Shortly after moving to Montgomery, Araujo attended a Town Meeting, where – purely out of curiosity – he asked what was going on with the dilapidated Greek Revival structure at the top of Main Street.
“I talked about it, and somebody said, ‘Well, nobody’s doing anything. What do you want to do with it?'” he recalled. “And I said, ‘I don’t know what i want to do with it, it just looks like it’s falling apart.””
A former creative director of the now-closed Barneys New York, Araujo studied art history at Parsons School of Design and worked for a brief period at the Metropolitan Museum of Art. In Montgomery, he quickly found a like-minded, art-driven community to help revitalize the abandoned building.
Araujo is now a member of a five-member non-profit MCA Board of Directors that has organized exhibits and community programs like paint-and-sip, jazz concerts, a winter farmer’s market, performances dance classes and summer camps for children.
A coveted $50,000 Paul Bruhn Historic Preservation Grant, received by MCA in 2021, will contribute to the continued restoration of the building. The grant will be used this year to carry out exterior repairs, including painting. The next project, Araujo said, will be to rebuild the porch and restore the windows.
Araujo has big dreams of making the MCA the next Vermont Studio Center, a nonprofit arts organization in Johnson that has the nation’s largest artist and writer residency program.
“One day we’ll be Montgomery’s Studio Center, even though I heard that name is copyrighted, we won’t call it that,” he said with a laugh.
Although hundreds of people have participated in MCA programs over the years, not everyone is thrilled to see the church become an arts and community center.

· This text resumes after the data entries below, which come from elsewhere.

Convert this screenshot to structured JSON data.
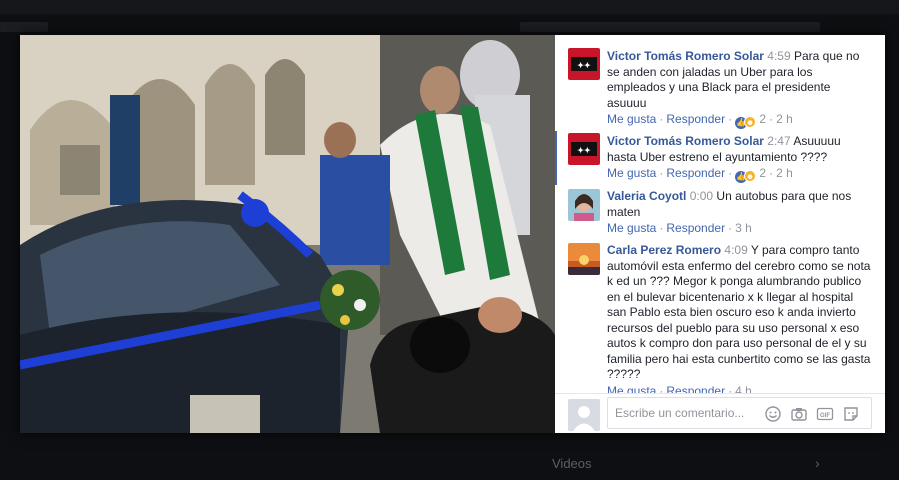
{
  "background": {
    "side_label": "Videos"
  },
  "comments": [
    {
      "author": "Victor Tomás Romero Solar",
      "time": "4:59",
      "text": "Para que no se anden con jaladas un Uber para los empleados y una Black para el presidente asuuuu",
      "like_label": "Me gusta",
      "reply_label": "Responder",
      "reactions_count": "2",
      "age": "2 h",
      "reaction_icons": [
        "like-icon",
        "haha-icon"
      ]
    },
    {
      "author": "Victor Tomás Romero Solar",
      "time": "2:47",
      "text": "Asuuuuu hasta Uber estreno el ayuntamiento ????",
      "like_label": "Me gusta",
      "reply_label": "Responder",
      "reactions_count": "2",
      "age": "2 h",
      "reaction_icons": [
        "like-icon",
        "haha-icon"
      ]
    },
    {
      "author": "Valeria Coyotl",
      "time": "0:00",
      "text": "Un autobus para que nos maten",
      "like_label": "Me gusta",
      "reply_label": "Responder",
      "age": "3 h"
    },
    {
      "author": "Carla Perez Romero",
      "time": "4:09",
      "text": "Y para compro tanto automóvil esta enfermo del cerebro como se nota k ed un ??? Megor k ponga alumbrando publico en el bulevar bicentenario x k llegar al hospital san Pablo esta bien oscuro eso k anda invierto recursos del pueblo para su uso personal x eso autos k compro don para uso personal de el y su familia pero hai esta cunbertito como se las gasta ?????",
      "like_label": "Me gusta",
      "reply_label": "Responder",
      "age": "4 h"
    }
  ],
  "composer": {
    "placeholder": "Escribe un comentario...",
    "icons": [
      "emoji-icon",
      "camera-icon",
      "gif-icon",
      "sticker-icon"
    ],
    "gif_label": "GIF"
  },
  "colors": {
    "link": "#365899",
    "action": "#4267b2",
    "meta": "#90949c"
  }
}
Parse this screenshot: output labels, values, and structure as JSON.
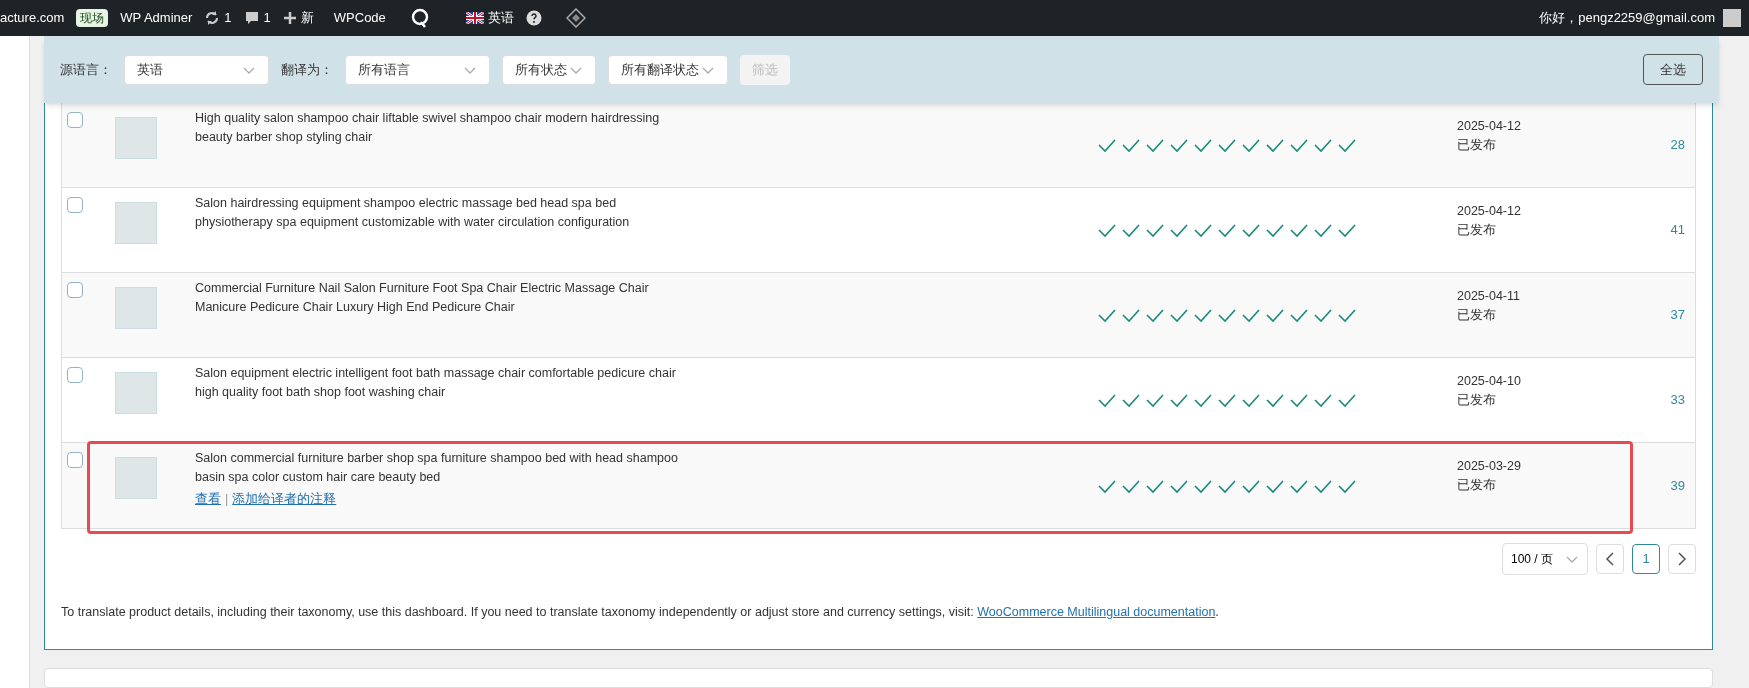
{
  "admin_bar": {
    "site": "acture.com",
    "env_badge": "现场",
    "adminer": "WP Adminer",
    "updates": "1",
    "comments": "1",
    "new": "新",
    "wpcode": "WPCode",
    "language": "英语",
    "greeting": "你好，pengz2259@gmail.com"
  },
  "filters": {
    "source_label": "源语言：",
    "source": "英语",
    "target_label": "翻译为：",
    "target": "所有语言",
    "status": "所有状态",
    "translation_status": "所有翻译状态",
    "filter_button": {
      "label": "筛选",
      "disabled": true
    },
    "select_all": "全选"
  },
  "rows": [
    {
      "checked": false,
      "title": "High quality salon shampoo chair liftable swivel shampoo chair modern hairdressing beauty barber shop styling chair",
      "translations": [
        {
          "complete": true
        },
        {
          "complete": true
        },
        {
          "complete": true
        },
        {
          "complete": true
        },
        {
          "complete": true
        },
        {
          "complete": true
        },
        {
          "complete": true
        },
        {
          "complete": true
        },
        {
          "complete": true
        },
        {
          "complete": true
        },
        {
          "complete": true
        }
      ],
      "date": "2025-04-12",
      "state": "已发布",
      "count": "28",
      "highlighted": false
    },
    {
      "checked": false,
      "title": "Salon hairdressing equipment shampoo electric massage bed head spa bed physiotherapy spa equipment customizable with water circulation configuration",
      "translations": [
        {
          "complete": true
        },
        {
          "complete": true
        },
        {
          "complete": true
        },
        {
          "complete": true
        },
        {
          "complete": true
        },
        {
          "complete": true
        },
        {
          "complete": true
        },
        {
          "complete": true
        },
        {
          "complete": true
        },
        {
          "complete": true
        },
        {
          "complete": true
        }
      ],
      "date": "2025-04-12",
      "state": "已发布",
      "count": "41",
      "highlighted": false
    },
    {
      "checked": false,
      "title": "Commercial Furniture Nail Salon Furniture Foot Spa Chair Electric Massage Chair Manicure Pedicure Chair Luxury High End Pedicure Chair",
      "translations": [
        {
          "complete": true
        },
        {
          "complete": true
        },
        {
          "complete": true
        },
        {
          "complete": true
        },
        {
          "complete": true
        },
        {
          "complete": true
        },
        {
          "complete": true
        },
        {
          "complete": true
        },
        {
          "complete": true
        },
        {
          "complete": true
        },
        {
          "complete": true
        }
      ],
      "date": "2025-04-11",
      "state": "已发布",
      "count": "37",
      "highlighted": false
    },
    {
      "checked": false,
      "title": "Salon equipment electric intelligent foot bath massage chair comfortable pedicure chair high quality foot bath shop foot washing chair",
      "translations": [
        {
          "complete": true
        },
        {
          "complete": true
        },
        {
          "complete": true
        },
        {
          "complete": true
        },
        {
          "complete": true
        },
        {
          "complete": true
        },
        {
          "complete": true
        },
        {
          "complete": true
        },
        {
          "complete": true
        },
        {
          "complete": true
        },
        {
          "complete": true
        }
      ],
      "date": "2025-04-10",
      "state": "已发布",
      "count": "33",
      "highlighted": false
    },
    {
      "checked": false,
      "title": "Salon commercial furniture barber shop spa furniture shampoo bed with head shampoo basin spa color custom hair care beauty bed",
      "translations": [
        {
          "complete": true
        },
        {
          "complete": true
        },
        {
          "complete": true
        },
        {
          "complete": true
        },
        {
          "complete": true
        },
        {
          "complete": true
        },
        {
          "complete": true
        },
        {
          "complete": true
        },
        {
          "complete": true
        },
        {
          "complete": true
        },
        {
          "complete": true
        }
      ],
      "date": "2025-03-29",
      "state": "已发布",
      "count": "39",
      "highlighted": true,
      "actions": {
        "items": [
          "查看",
          "添加给译者的注释"
        ],
        "separator": "|"
      }
    }
  ],
  "pagination": {
    "per_page": "100 / 页",
    "pages": [
      {
        "label": "1",
        "selected": true
      }
    ]
  },
  "footer": {
    "text": "To translate product details, including their taxonomy, use this dashboard. If you need to translate taxonomy independently or adjust store and currency settings, visit: ",
    "link": "WooCommerce Multilingual documentation",
    "end": "."
  }
}
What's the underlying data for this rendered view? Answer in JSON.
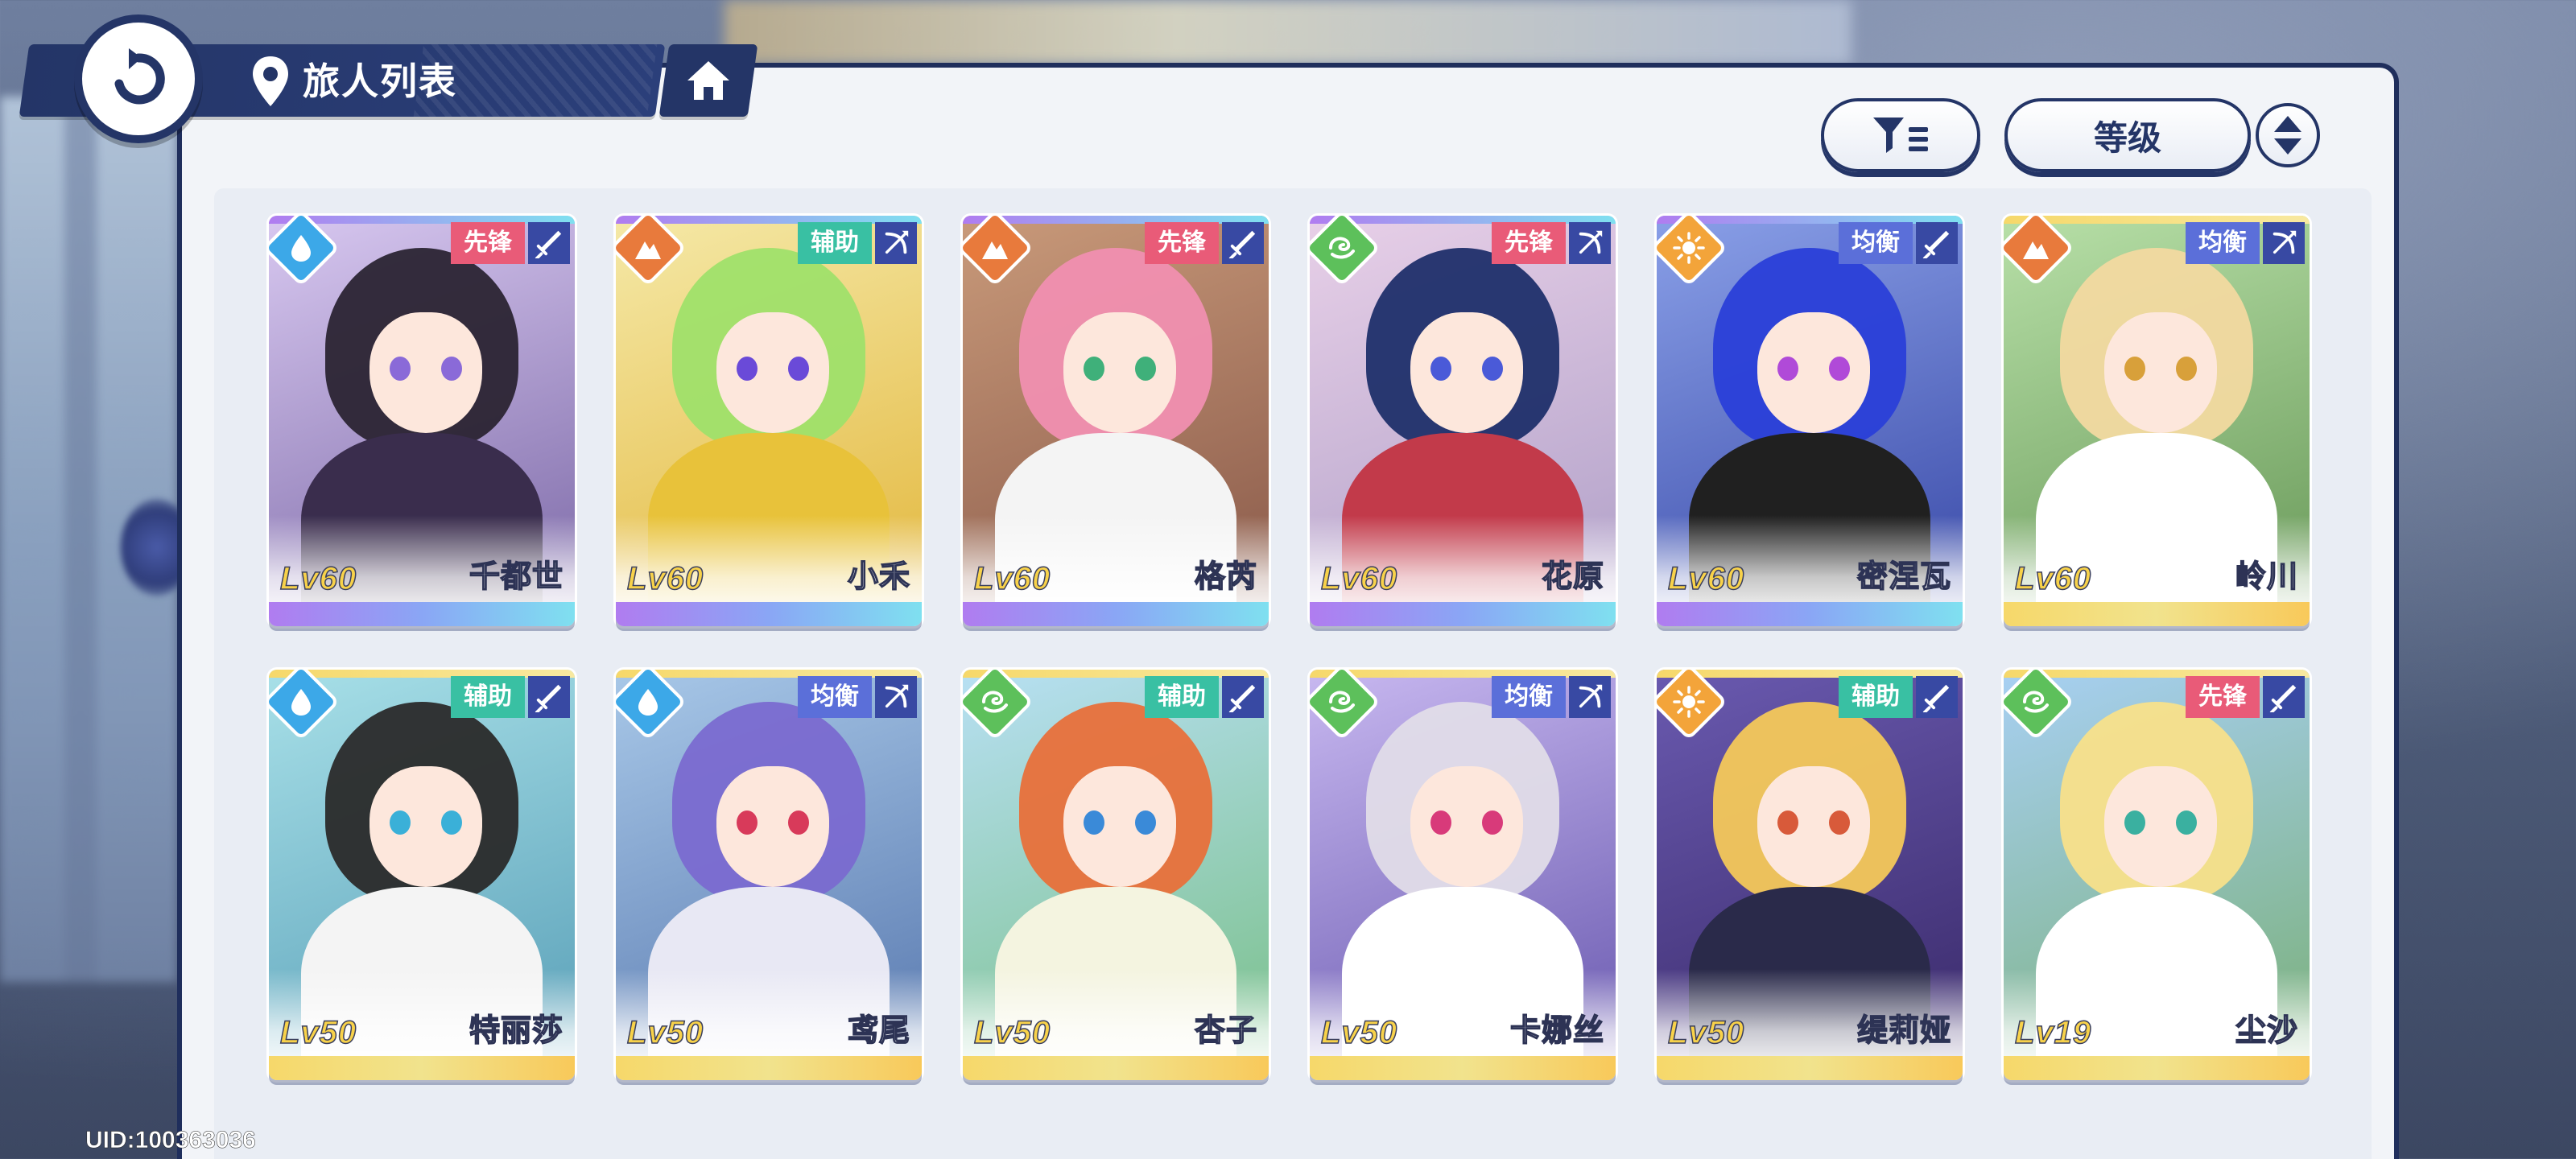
{
  "header": {
    "title": "旅人列表"
  },
  "toolbar": {
    "sort_label": "等级"
  },
  "uid": "UID:100363036",
  "colors": {
    "navy": "#243567",
    "vanguard": "#e95b78",
    "support": "#39c0a3",
    "balance": "#5b6fd9"
  },
  "characters": [
    {
      "name": "千都世",
      "level": "Lv60",
      "role": "先锋",
      "element": "water-icon",
      "weapon": "sword-icon",
      "rarity": "purple"
    },
    {
      "name": "小禾",
      "level": "Lv60",
      "role": "辅助",
      "element": "earth-icon",
      "weapon": "bow-icon",
      "rarity": "purple"
    },
    {
      "name": "格芮",
      "level": "Lv60",
      "role": "先锋",
      "element": "earth-icon",
      "weapon": "sword-icon",
      "rarity": "purple"
    },
    {
      "name": "花原",
      "level": "Lv60",
      "role": "先锋",
      "element": "wind-icon",
      "weapon": "bow-icon",
      "rarity": "purple"
    },
    {
      "name": "密涅瓦",
      "level": "Lv60",
      "role": "均衡",
      "element": "light-icon",
      "weapon": "sword-icon",
      "rarity": "purple"
    },
    {
      "name": "岭川",
      "level": "Lv60",
      "role": "均衡",
      "element": "earth-icon",
      "weapon": "bow-icon",
      "rarity": "gold"
    },
    {
      "name": "特丽莎",
      "level": "Lv50",
      "role": "辅助",
      "element": "water-icon",
      "weapon": "sword-icon",
      "rarity": "gold"
    },
    {
      "name": "鸢尾",
      "level": "Lv50",
      "role": "均衡",
      "element": "water-icon",
      "weapon": "bow-icon",
      "rarity": "gold"
    },
    {
      "name": "杏子",
      "level": "Lv50",
      "role": "辅助",
      "element": "wind-icon",
      "weapon": "sword-icon",
      "rarity": "gold"
    },
    {
      "name": "卡娜丝",
      "level": "Lv50",
      "role": "均衡",
      "element": "wind-icon",
      "weapon": "bow-icon",
      "rarity": "gold"
    },
    {
      "name": "缇莉娅",
      "level": "Lv50",
      "role": "辅助",
      "element": "light-icon",
      "weapon": "sword-icon",
      "rarity": "gold"
    },
    {
      "name": "尘沙",
      "level": "Lv19",
      "role": "先锋",
      "element": "wind-icon",
      "weapon": "sword-icon",
      "rarity": "gold"
    }
  ]
}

Just a few weeks ago someone left a threatening note on the door and fired a pellet gun at the windows, smashing several panels.
While these incidents are disheartening, Araujo is a New Yorker who can walk through this with confidence, just as he has other challenges in his life.
“Once you realize that there have always been crazy people blowing up the world, you realize that’s going to change again too. And that’s why such work,” he said pointing to the Kovacs’ mandalas, “is really important. To me, things like this are very aesthetic and somewhat esoteric, and they’re not permanent. Because nothing is, is it?”